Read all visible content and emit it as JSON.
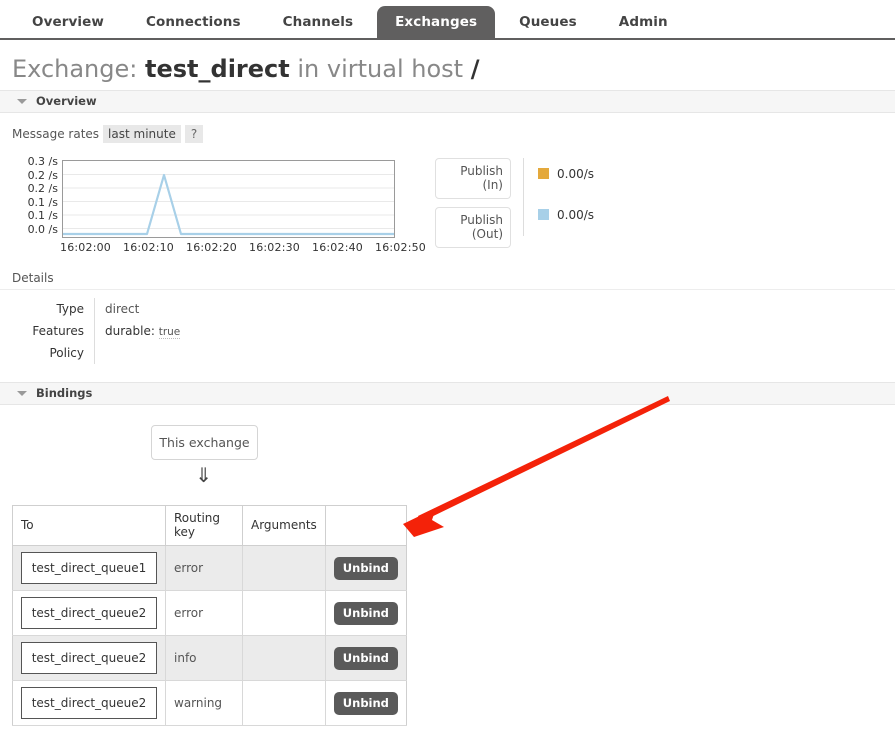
{
  "nav": {
    "tabs": [
      {
        "label": "Overview",
        "active": false
      },
      {
        "label": "Connections",
        "active": false
      },
      {
        "label": "Channels",
        "active": false
      },
      {
        "label": "Exchanges",
        "active": true
      },
      {
        "label": "Queues",
        "active": false
      },
      {
        "label": "Admin",
        "active": false
      }
    ]
  },
  "page": {
    "title_prefix": "Exchange:",
    "title_name": "test_direct",
    "title_middle": "in virtual host",
    "title_vhost": "/"
  },
  "overview": {
    "section_label": "Overview",
    "rates_label": "Message rates",
    "rates_period": "last minute",
    "help": "?"
  },
  "chart_data": {
    "type": "line",
    "title": "Message rates",
    "xlabel": "",
    "ylabel": "/s",
    "ylim": [
      0.0,
      0.3
    ],
    "grid": true,
    "legend_position": "right",
    "y_ticks": [
      "0.3 /s",
      "0.2 /s",
      "0.2 /s",
      "0.1 /s",
      "0.1 /s",
      "0.0 /s"
    ],
    "y_tick_values": [
      0.3,
      0.25,
      0.2,
      0.15,
      0.1,
      0.0
    ],
    "x_ticks": [
      "16:02:00",
      "16:02:10",
      "16:02:20",
      "16:02:30",
      "16:02:40",
      "16:02:50"
    ],
    "series": [
      {
        "name": "Publish (In)",
        "color": "#e4a93c",
        "current_value": "0.00/s",
        "values": [
          0,
          0,
          0,
          0,
          0,
          0,
          0,
          0,
          0,
          0,
          0,
          0
        ]
      },
      {
        "name": "Publish (Out)",
        "color": "#a8d0e8",
        "current_value": "0.00/s",
        "values": [
          0,
          0,
          0,
          0,
          0.25,
          0,
          0,
          0,
          0,
          0,
          0,
          0
        ]
      }
    ]
  },
  "legend": {
    "buttons": [
      {
        "line1": "Publish",
        "line2": "(In)"
      },
      {
        "line1": "Publish",
        "line2": "(Out)"
      }
    ],
    "values": [
      {
        "color": "#e4a93c",
        "text": "0.00/s"
      },
      {
        "color": "#a8d0e8",
        "text": "0.00/s"
      }
    ]
  },
  "details": {
    "heading": "Details",
    "rows": [
      {
        "label": "Type",
        "value": "direct"
      },
      {
        "label": "Features",
        "feature_key": "durable:",
        "feature_value": "true"
      },
      {
        "label": "Policy",
        "value": ""
      }
    ]
  },
  "bindings": {
    "section_label": "Bindings",
    "this_exchange": "This exchange",
    "arrow_glyph": "⇓",
    "columns": [
      "To",
      "Routing key",
      "Arguments",
      ""
    ],
    "rows": [
      {
        "to": "test_direct_queue1",
        "routing_key": "error",
        "arguments": "",
        "action": "Unbind"
      },
      {
        "to": "test_direct_queue2",
        "routing_key": "error",
        "arguments": "",
        "action": "Unbind"
      },
      {
        "to": "test_direct_queue2",
        "routing_key": "info",
        "arguments": "",
        "action": "Unbind"
      },
      {
        "to": "test_direct_queue2",
        "routing_key": "warning",
        "arguments": "",
        "action": "Unbind"
      }
    ]
  },
  "annotation": {
    "color": "#f42209"
  }
}
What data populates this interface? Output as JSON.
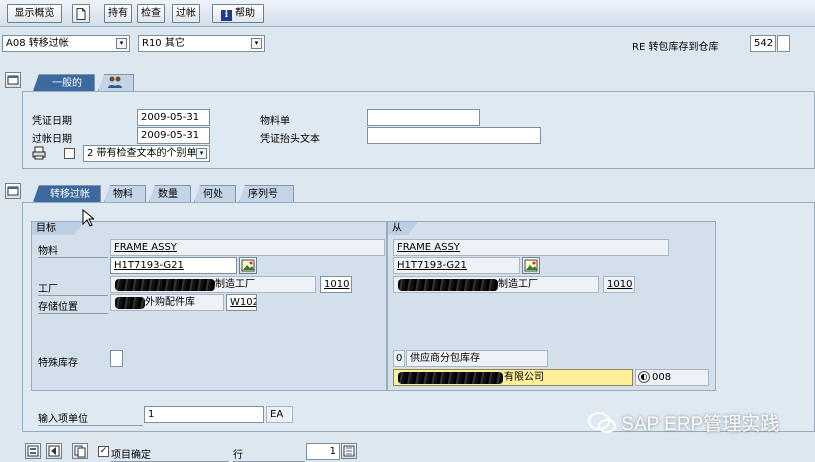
{
  "toolbar": {
    "overview": "显示概览",
    "hold": "持有",
    "check": "检查",
    "post": "过帐",
    "help": "帮助"
  },
  "header": {
    "transaction": "A08 转移过帐",
    "movement_type": "R10 其它",
    "movement_desc": "RE 转包库存到仓库",
    "movement_code": "542"
  },
  "general_tab": {
    "tab_general": "一般的",
    "doc_date_label": "凭证日期",
    "doc_date": "2009-05-31",
    "post_date_label": "过帐日期",
    "post_date": "2009-05-31",
    "material_slip_label": "物料单",
    "header_text_label": "凭证抬头文本",
    "print_option": "2 带有检查文本的个别单"
  },
  "item_tabs": [
    "转移过帐",
    "物料",
    "数量",
    "何处",
    "序列号"
  ],
  "target": {
    "title": "目标",
    "material_label": "物料",
    "material_desc": "FRAME ASSY",
    "material_no": "H1T7193-G21",
    "plant_label": "工厂",
    "plant_name": "制造工厂",
    "plant_code": "1010",
    "sloc_label": "存储位置",
    "sloc_name": "外购配件库",
    "sloc_code": "W102",
    "special_stock_label": "特殊库存"
  },
  "source": {
    "title": "从",
    "material_desc": "FRAME ASSY",
    "material_no": "H1T7193-G21",
    "plant_name": "制造工厂",
    "plant_code": "1010",
    "special_stock": "0",
    "special_stock_desc": "供应商分包库存",
    "vendor_name": "有限公司",
    "vendor_code": "008"
  },
  "quantity": {
    "label": "输入项单位",
    "value": "1",
    "unit": "EA"
  },
  "footer": {
    "item_ok_label": "项目确定",
    "row_label": "行",
    "row_value": "1"
  },
  "watermark": "SAP ERP管理实践"
}
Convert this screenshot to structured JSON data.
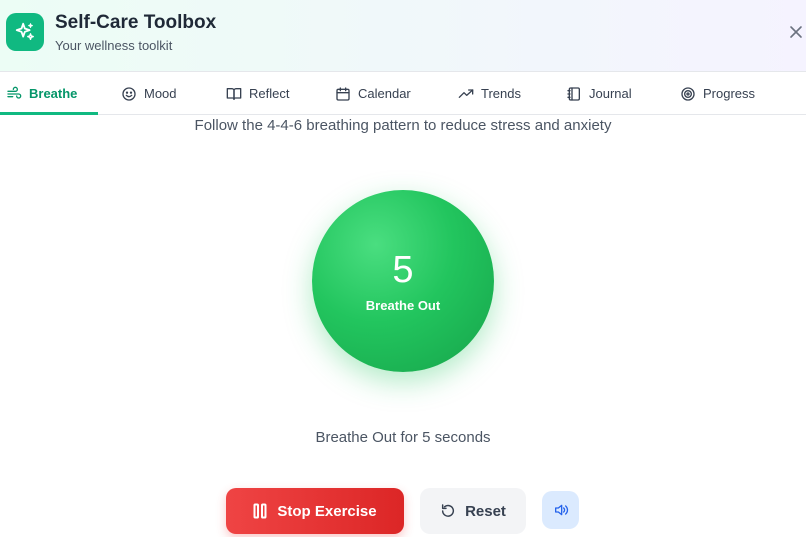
{
  "header": {
    "title": "Self-Care Toolbox",
    "subtitle": "Your wellness toolkit",
    "app_icon": "sparkles-icon",
    "close_icon": "close-icon"
  },
  "tabs": [
    {
      "label": "Breathe",
      "icon": "wind-icon",
      "active": true
    },
    {
      "label": "Mood",
      "icon": "smile-icon",
      "active": false
    },
    {
      "label": "Reflect",
      "icon": "book-open-icon",
      "active": false
    },
    {
      "label": "Calendar",
      "icon": "calendar-icon",
      "active": false
    },
    {
      "label": "Trends",
      "icon": "trending-up-icon",
      "active": false
    },
    {
      "label": "Journal",
      "icon": "notebook-icon",
      "active": false
    },
    {
      "label": "Progress",
      "icon": "target-icon",
      "active": false
    }
  ],
  "breathe": {
    "instruction": "Follow the 4-4-6 breathing pattern to reduce stress and anxiety",
    "count": "5",
    "phase": "Breathe Out",
    "status": "Breathe Out for 5 seconds"
  },
  "controls": {
    "stop_label": "Stop Exercise",
    "reset_label": "Reset",
    "sound_icon": "volume-icon"
  },
  "colors": {
    "accent": "#10b981",
    "stop": "#ef4444",
    "circle": "#22c55e",
    "sound_bg": "#dbeafe"
  }
}
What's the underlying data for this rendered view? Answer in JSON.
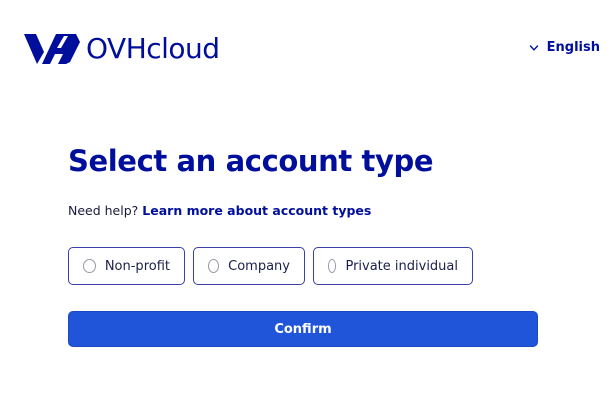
{
  "header": {
    "logo_text": "OVHcloud",
    "language": {
      "icon": "chevron-down-icon",
      "label": "English"
    }
  },
  "main": {
    "title": "Select an account type",
    "help_prefix": "Need help?",
    "help_link": "Learn more about account types",
    "account_types": [
      {
        "label": "Non-profit",
        "selected": false
      },
      {
        "label": "Company",
        "selected": false
      },
      {
        "label": "Private individual",
        "selected": false
      }
    ],
    "confirm_label": "Confirm"
  },
  "colors": {
    "brand": "#000e9c",
    "primary_button": "#2055d9",
    "tile_border": "#3b3fa8"
  }
}
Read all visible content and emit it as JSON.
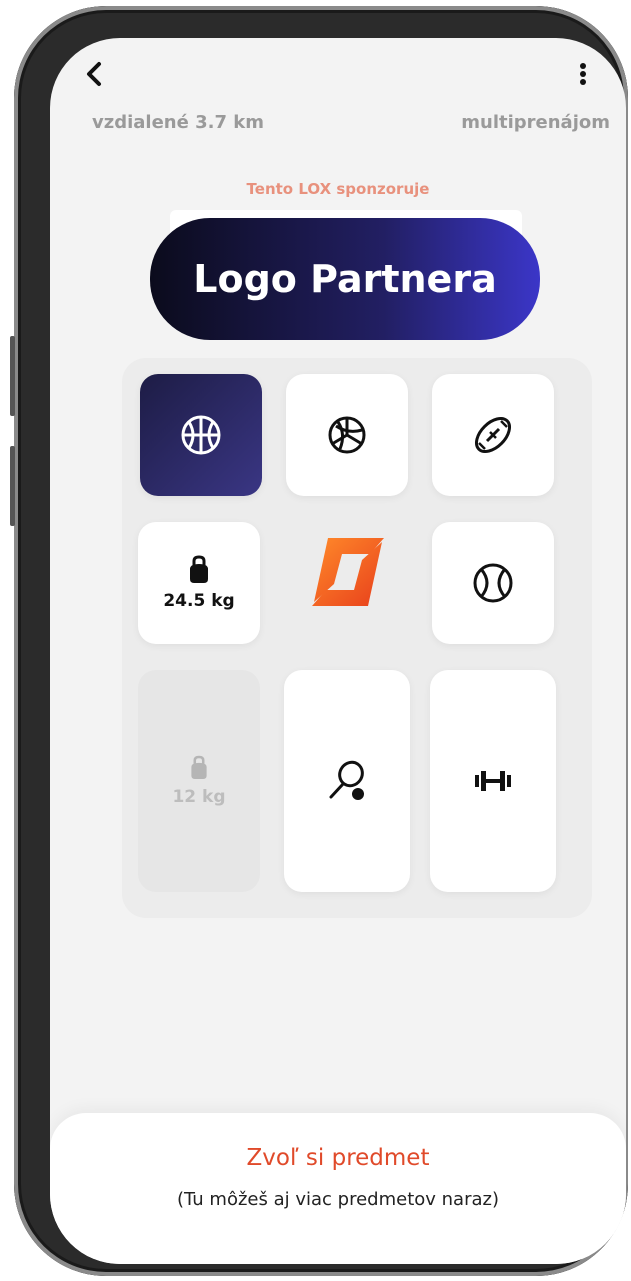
{
  "header": {
    "back_icon": "chevron-left-icon",
    "menu_icon": "more-vertical-icon",
    "distance_text": "vzdialené 3.7 km",
    "rental_mode_text": "multiprenájom"
  },
  "sponsor": {
    "label": "Tento LOX sponzoruje",
    "partner_logo_text": "Logo Partnera"
  },
  "grid": {
    "items": [
      {
        "name": "basketball",
        "icon": "basketball-icon",
        "selected": true
      },
      {
        "name": "volleyball",
        "icon": "volleyball-icon",
        "selected": false
      },
      {
        "name": "american-football",
        "icon": "american-football-icon",
        "selected": false
      },
      {
        "name": "kettlebell",
        "icon": "kettlebell-icon",
        "weight": "24.5 kg",
        "selected": false
      },
      {
        "name": "lox-logo",
        "icon": "lox-logo-icon",
        "selected": false
      },
      {
        "name": "tennis-ball",
        "icon": "tennis-ball-icon",
        "selected": false
      },
      {
        "name": "kettlebell-disabled",
        "icon": "kettlebell-icon",
        "weight": "12 kg",
        "disabled": true
      },
      {
        "name": "tennis-racket",
        "icon": "tennis-racket-icon",
        "selected": false
      },
      {
        "name": "dumbbell",
        "icon": "dumbbell-icon",
        "selected": false
      }
    ]
  },
  "footer": {
    "cta_title": "Zvoľ si predmet",
    "cta_subtitle": "(Tu môžeš aj viac predmetov naraz)"
  },
  "colors": {
    "accent_orange": "#e04a2a",
    "sponsor_label": "#e8917d",
    "selected_tile": "#2a2870",
    "pill_gradient_start": "#0b0b1c",
    "pill_gradient_end": "#3b36c8"
  }
}
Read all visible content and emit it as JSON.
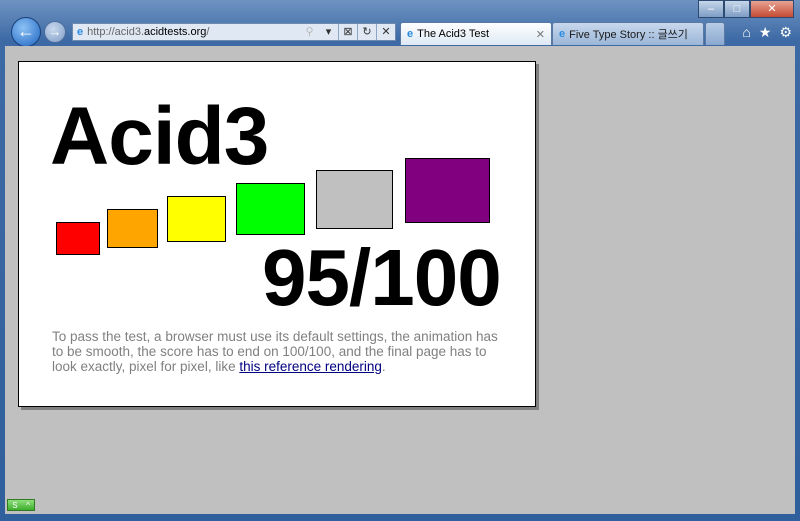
{
  "browser": {
    "address": {
      "prefix": "http://acid3.",
      "domain": "acidtests.org",
      "suffix": "/"
    },
    "tabs": [
      {
        "label": "The Acid3 Test",
        "active": true
      },
      {
        "label": "Five Type Story :: 글쓰기",
        "active": false
      }
    ]
  },
  "page": {
    "title": "Acid3",
    "score": "95/100",
    "boxes": [
      "#ff0000",
      "#ffa500",
      "#ffff00",
      "#00ff00",
      "#c0c0c0",
      "#800080"
    ],
    "description": "To pass the test, a browser must use its default settings, the animation has to be smooth, the score has to end on 100/100, and the final page has to look exactly, pixel for pixel, like ",
    "link": "this reference rendering",
    "end": "."
  }
}
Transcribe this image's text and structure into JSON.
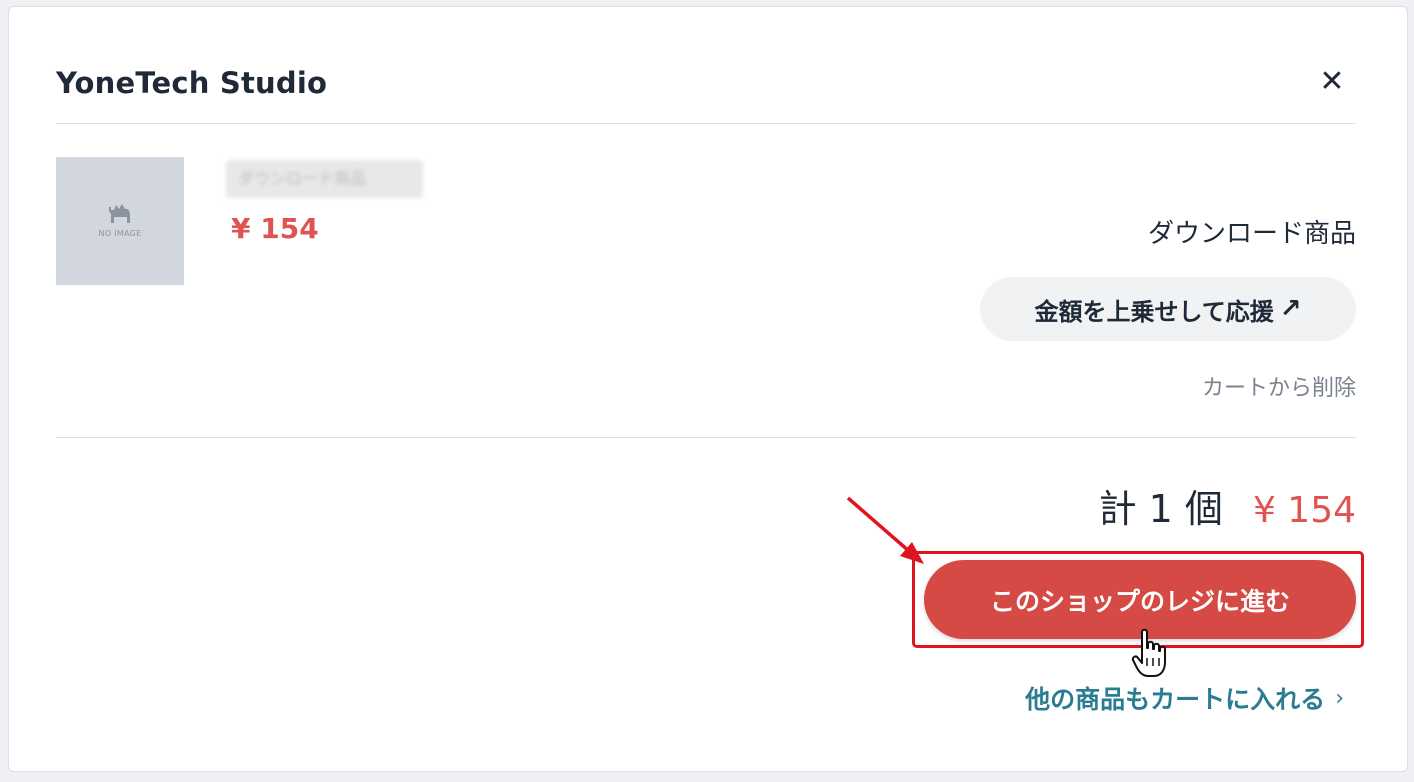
{
  "shop": {
    "name": "YoneTech Studio",
    "close_icon": "close-icon"
  },
  "item": {
    "no_image_label": "NO IMAGE",
    "name": "ダウンロード商品",
    "price": "¥ 154",
    "type": "ダウンロード商品",
    "support_button": "金額を上乗せして応援",
    "support_icon": "arrow-up-right-icon",
    "remove_link": "カートから削除"
  },
  "summary": {
    "count": "計 1 個",
    "total": "¥ 154"
  },
  "actions": {
    "checkout": "このショップのレジに進む",
    "continue": "他の商品もカートに入れる",
    "continue_icon": "chevron-right-icon"
  },
  "colors": {
    "accent_red": "#d64a45",
    "price_red": "#e05353",
    "link_teal": "#2a7c91",
    "annotation_red": "#e0141e"
  }
}
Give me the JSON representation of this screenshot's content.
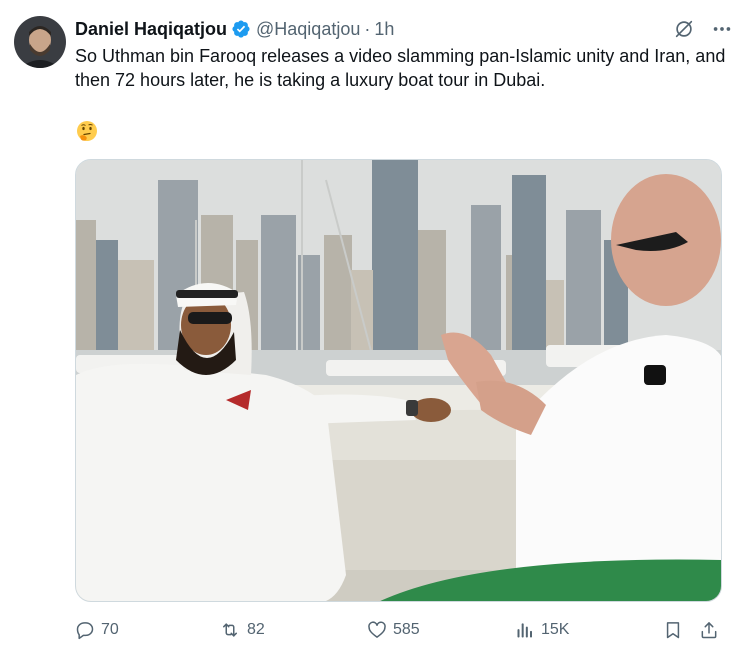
{
  "author": {
    "display_name": "Daniel Haqiqatjou",
    "handle": "@Haqiqatjou",
    "separator": "·",
    "time": "1h",
    "verified": true
  },
  "tweet": {
    "text": "So Uthman bin Farooq releases a video slamming pan-Islamic unity and Iran, and then 72 hours later, he is taking a luxury boat tour in Dubai.",
    "emoji": "thinking-face"
  },
  "metrics": {
    "replies": "70",
    "reposts": "82",
    "likes": "585",
    "views": "15K"
  },
  "icons": {
    "top": [
      "grok-icon",
      "more-icon"
    ],
    "actions": [
      "reply-icon",
      "repost-icon",
      "like-icon",
      "views-icon",
      "bookmark-icon",
      "share-icon"
    ]
  },
  "colors": {
    "text": "#0f1419",
    "muted": "#536471",
    "verified": "#1d9bf0",
    "border": "#cfd9de"
  }
}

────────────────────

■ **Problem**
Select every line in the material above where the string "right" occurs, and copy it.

■ **Expected answer**
    "legend_position": "right",
    "support_icon": "arrow-up-right-icon",
    "continue_icon": "chevron-right-icon"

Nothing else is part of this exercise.